Socialism already is a fact of life in 21st-century America. We pool our resources to pay for fire and police protection; this avoids us having to have our fire or police account number ready when we dial 911. We pool our resources to help our senior citizens with medical care. We pool our resources to pay for our children’s education. As a recent letter to the editor pointed out, many businesses and industries receive tax breaks or subsidies from pooled taxpayer resources. Call this what you might, but William Shakespeare eloquently made the point that a rose by any other name still is a rose.
Both of our major political parties actively have supported some or all of these programs at one point or another. The largest “new” social program of the century is the senior prescription drug benefit program legislated by the Bush administration.

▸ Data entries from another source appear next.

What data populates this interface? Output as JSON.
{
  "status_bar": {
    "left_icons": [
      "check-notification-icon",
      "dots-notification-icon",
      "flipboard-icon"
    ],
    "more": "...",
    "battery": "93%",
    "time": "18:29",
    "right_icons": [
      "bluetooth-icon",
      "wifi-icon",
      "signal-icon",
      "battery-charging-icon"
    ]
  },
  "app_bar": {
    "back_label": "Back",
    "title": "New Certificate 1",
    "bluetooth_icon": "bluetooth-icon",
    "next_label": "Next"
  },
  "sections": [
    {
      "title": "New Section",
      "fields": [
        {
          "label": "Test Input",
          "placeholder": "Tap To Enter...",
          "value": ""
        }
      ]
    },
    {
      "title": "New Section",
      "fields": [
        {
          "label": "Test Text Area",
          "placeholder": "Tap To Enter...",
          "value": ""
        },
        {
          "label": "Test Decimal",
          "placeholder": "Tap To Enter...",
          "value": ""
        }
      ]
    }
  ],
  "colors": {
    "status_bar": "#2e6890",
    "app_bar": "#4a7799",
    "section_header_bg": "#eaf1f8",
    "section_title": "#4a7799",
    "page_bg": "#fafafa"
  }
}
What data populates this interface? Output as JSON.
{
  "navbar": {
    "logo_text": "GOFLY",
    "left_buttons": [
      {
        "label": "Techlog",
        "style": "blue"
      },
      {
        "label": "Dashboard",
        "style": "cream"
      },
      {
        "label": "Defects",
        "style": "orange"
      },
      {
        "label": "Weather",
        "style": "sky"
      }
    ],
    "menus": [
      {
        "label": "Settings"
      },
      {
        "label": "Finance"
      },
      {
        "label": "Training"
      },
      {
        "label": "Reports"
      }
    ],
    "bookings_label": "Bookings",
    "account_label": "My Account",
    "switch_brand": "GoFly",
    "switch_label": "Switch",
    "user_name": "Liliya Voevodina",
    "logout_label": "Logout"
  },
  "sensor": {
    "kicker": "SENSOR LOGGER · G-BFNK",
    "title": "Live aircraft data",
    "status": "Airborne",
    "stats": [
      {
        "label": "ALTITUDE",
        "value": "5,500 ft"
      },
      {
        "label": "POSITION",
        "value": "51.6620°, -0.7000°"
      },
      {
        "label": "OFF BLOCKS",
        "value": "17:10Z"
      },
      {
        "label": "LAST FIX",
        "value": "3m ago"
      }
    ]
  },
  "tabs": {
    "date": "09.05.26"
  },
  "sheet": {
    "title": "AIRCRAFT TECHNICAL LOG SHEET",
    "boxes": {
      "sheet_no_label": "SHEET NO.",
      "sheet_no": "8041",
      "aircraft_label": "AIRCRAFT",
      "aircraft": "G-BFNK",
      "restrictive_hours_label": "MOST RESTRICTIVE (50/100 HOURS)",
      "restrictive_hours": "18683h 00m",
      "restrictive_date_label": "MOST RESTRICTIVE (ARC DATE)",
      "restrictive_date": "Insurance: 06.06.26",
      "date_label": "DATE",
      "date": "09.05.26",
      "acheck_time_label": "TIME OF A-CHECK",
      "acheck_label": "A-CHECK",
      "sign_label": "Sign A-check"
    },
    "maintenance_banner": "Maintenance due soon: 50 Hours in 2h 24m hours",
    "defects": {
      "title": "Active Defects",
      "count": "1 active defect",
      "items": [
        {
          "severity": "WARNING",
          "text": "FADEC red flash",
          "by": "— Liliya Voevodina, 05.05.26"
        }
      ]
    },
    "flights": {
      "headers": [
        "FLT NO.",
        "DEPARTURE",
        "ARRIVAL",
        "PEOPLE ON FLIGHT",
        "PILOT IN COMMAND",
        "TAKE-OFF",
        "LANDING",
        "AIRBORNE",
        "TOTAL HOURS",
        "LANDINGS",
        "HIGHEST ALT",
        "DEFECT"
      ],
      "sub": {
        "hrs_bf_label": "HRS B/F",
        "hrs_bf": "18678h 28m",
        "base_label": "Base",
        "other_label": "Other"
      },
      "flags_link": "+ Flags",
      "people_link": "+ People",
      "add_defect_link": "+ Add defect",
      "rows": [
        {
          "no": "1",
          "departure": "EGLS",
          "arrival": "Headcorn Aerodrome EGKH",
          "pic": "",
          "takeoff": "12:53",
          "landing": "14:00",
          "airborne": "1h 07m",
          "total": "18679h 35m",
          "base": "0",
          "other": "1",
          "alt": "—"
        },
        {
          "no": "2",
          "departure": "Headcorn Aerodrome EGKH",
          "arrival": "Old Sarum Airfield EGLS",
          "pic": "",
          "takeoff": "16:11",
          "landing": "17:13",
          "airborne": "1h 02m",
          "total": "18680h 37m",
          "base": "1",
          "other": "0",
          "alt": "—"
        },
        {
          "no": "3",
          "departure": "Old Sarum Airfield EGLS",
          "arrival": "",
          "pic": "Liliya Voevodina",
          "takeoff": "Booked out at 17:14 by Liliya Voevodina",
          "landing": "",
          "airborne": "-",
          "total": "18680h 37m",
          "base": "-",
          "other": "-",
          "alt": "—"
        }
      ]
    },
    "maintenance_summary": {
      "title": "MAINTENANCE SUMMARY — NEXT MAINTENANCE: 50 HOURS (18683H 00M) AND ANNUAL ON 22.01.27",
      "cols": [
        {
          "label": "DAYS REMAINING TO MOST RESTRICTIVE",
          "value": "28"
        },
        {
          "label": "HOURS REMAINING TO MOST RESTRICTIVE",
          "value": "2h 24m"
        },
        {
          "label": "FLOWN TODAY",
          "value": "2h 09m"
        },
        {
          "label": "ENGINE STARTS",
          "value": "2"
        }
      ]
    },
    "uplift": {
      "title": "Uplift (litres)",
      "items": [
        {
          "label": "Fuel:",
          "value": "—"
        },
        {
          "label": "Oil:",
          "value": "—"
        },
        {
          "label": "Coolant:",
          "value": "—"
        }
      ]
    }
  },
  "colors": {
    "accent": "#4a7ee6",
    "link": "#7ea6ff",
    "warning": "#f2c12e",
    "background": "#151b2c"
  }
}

I do not see Republicans as misguided or evil. We have wide differences of opinions in this country on a variety of issues, and I respect that. I do have issues with what seems to be an almost mindless characterization of socialism as something we should avoid at all costs. In truth, many who argue against social programs see “their” programs as somehow right and fair. The argument appears to be that we need to stop all government social programs and subsidies “except the ones that help me.”
In my view, the main issue with social programs in the United States is that we manage them very poorly. For example, we won’t spend the money needed to reduce Medicare fraud substantially because it would cost more than the fraud itself. Many of our largest social programs seem based on the assumption that recipients won’t cheat, at least not very much. We keep hoping that people eventually will reveal the “better angels of (their) nature.” We need to acknowledge that we have waited long enough and find creative ways to resolve such issues.
The answer to the cost of social programs is not to eliminate them but to figure out how to manage them better. Effectively managed programs would go a long way toward revealing the positive effects of pooling our resources and help us feel good about helping each other. Isn’t that what a civilization is all about?